→ ABOUT THIS TASK
Find every line in the records below that holds the word "INFO" and copy it.

Entries from a dataset of interfaces:
[Start of section]
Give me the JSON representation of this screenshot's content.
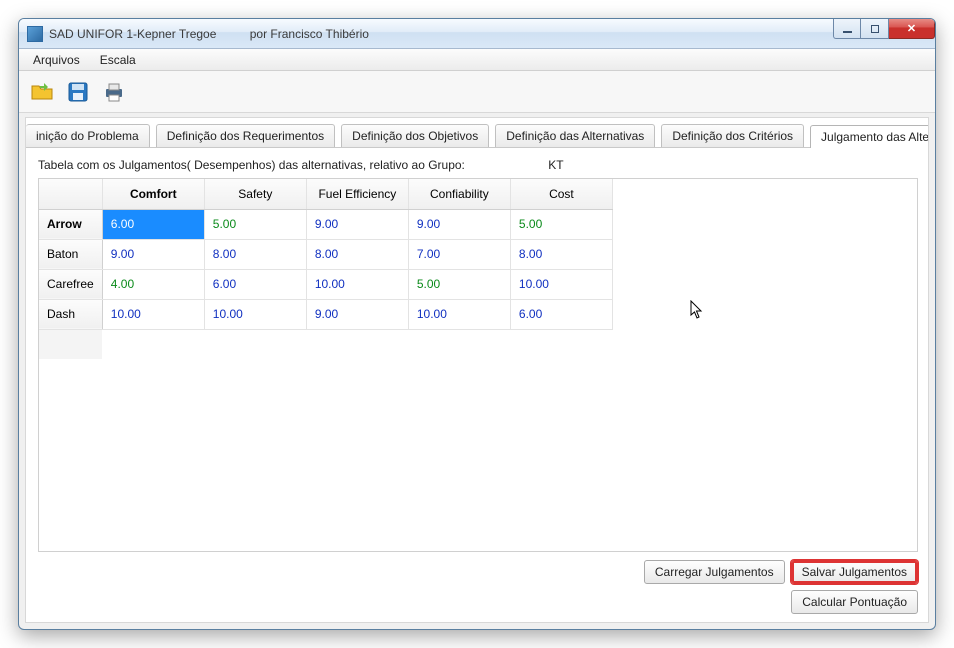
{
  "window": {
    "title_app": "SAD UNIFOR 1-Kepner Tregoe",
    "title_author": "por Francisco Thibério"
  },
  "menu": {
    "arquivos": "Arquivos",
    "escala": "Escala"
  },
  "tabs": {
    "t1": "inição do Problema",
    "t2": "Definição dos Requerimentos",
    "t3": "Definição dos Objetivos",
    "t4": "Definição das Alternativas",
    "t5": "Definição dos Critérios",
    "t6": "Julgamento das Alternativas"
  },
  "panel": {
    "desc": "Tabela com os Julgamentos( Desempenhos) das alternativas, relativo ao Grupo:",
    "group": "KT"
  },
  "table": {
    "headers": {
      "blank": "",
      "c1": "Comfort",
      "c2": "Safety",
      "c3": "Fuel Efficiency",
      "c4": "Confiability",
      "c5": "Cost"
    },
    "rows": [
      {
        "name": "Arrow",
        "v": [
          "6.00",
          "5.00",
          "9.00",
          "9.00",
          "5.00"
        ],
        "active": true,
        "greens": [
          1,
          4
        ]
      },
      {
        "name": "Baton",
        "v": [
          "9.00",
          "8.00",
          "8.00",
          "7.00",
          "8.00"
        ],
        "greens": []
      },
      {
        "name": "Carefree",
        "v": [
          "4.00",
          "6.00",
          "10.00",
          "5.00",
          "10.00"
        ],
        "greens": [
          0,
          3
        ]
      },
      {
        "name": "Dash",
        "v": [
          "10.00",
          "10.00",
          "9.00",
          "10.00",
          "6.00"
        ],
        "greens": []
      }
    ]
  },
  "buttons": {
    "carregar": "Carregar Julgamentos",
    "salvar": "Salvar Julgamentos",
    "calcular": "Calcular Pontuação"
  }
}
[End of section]
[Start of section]
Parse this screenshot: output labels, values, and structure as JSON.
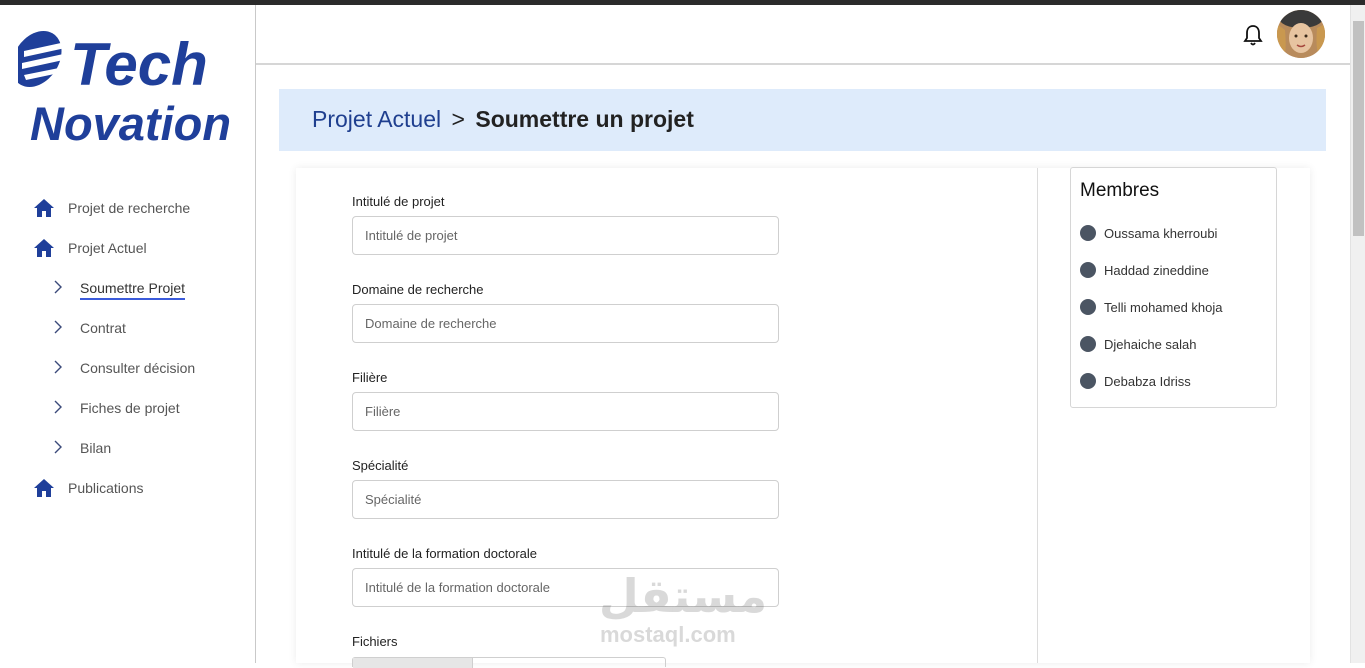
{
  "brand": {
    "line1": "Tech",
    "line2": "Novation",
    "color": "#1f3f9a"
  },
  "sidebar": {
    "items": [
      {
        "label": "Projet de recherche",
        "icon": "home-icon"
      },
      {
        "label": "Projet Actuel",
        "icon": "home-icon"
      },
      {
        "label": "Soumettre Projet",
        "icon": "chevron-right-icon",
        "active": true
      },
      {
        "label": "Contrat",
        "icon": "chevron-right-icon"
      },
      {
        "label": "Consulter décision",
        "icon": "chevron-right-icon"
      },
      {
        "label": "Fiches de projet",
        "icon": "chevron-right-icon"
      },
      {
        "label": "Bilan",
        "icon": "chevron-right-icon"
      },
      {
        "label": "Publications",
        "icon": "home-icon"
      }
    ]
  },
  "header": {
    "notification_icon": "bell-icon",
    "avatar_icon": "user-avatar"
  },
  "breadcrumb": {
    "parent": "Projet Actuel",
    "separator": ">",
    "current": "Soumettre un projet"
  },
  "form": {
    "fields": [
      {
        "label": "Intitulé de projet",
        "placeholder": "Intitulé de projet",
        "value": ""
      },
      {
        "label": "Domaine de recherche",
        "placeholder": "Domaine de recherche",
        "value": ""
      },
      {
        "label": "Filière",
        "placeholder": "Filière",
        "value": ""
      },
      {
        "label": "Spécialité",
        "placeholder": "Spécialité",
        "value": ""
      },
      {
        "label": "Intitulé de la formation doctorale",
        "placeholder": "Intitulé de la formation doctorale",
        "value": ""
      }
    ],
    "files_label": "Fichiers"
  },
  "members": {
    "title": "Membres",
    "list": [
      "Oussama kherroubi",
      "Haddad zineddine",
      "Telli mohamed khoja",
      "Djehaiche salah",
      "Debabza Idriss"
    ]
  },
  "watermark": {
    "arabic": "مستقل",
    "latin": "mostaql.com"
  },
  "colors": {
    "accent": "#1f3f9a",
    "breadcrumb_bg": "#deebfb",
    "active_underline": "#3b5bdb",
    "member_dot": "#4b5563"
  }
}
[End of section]
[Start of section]
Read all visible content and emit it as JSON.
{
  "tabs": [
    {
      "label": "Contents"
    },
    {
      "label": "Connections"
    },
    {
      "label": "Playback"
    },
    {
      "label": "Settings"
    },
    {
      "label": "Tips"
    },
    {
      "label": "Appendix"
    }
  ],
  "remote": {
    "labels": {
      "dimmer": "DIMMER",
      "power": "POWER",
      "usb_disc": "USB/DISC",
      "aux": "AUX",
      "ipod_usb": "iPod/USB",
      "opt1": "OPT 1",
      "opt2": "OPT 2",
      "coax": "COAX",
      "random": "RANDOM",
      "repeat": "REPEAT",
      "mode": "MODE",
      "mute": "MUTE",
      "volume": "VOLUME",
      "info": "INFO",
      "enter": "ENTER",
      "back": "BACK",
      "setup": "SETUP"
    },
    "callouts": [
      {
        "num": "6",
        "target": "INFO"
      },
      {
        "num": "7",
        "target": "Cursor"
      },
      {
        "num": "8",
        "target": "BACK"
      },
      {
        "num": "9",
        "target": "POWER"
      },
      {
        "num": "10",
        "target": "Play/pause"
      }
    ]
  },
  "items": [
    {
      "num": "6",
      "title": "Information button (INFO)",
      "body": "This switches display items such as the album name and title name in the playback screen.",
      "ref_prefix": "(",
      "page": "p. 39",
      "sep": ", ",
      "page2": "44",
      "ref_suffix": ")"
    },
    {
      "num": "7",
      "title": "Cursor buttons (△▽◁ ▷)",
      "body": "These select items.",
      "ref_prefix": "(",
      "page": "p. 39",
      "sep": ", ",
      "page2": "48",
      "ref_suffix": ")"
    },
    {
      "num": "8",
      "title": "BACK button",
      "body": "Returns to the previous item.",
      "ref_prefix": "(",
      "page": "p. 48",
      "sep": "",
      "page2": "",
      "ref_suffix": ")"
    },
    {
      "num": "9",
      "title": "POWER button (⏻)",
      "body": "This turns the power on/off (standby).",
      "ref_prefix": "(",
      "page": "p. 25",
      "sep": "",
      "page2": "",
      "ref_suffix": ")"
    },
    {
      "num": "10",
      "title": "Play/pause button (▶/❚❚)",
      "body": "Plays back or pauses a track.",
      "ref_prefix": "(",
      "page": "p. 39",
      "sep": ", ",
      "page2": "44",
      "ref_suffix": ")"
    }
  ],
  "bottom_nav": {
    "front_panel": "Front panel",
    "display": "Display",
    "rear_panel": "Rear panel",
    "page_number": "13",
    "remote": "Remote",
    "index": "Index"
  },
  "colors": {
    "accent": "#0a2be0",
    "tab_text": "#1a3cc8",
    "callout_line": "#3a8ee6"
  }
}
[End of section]
→ SOLUTION FOR THIS EXERCISE
      "info": "INFO",
        "target": "INFO"
      "title": "Information button (INFO)",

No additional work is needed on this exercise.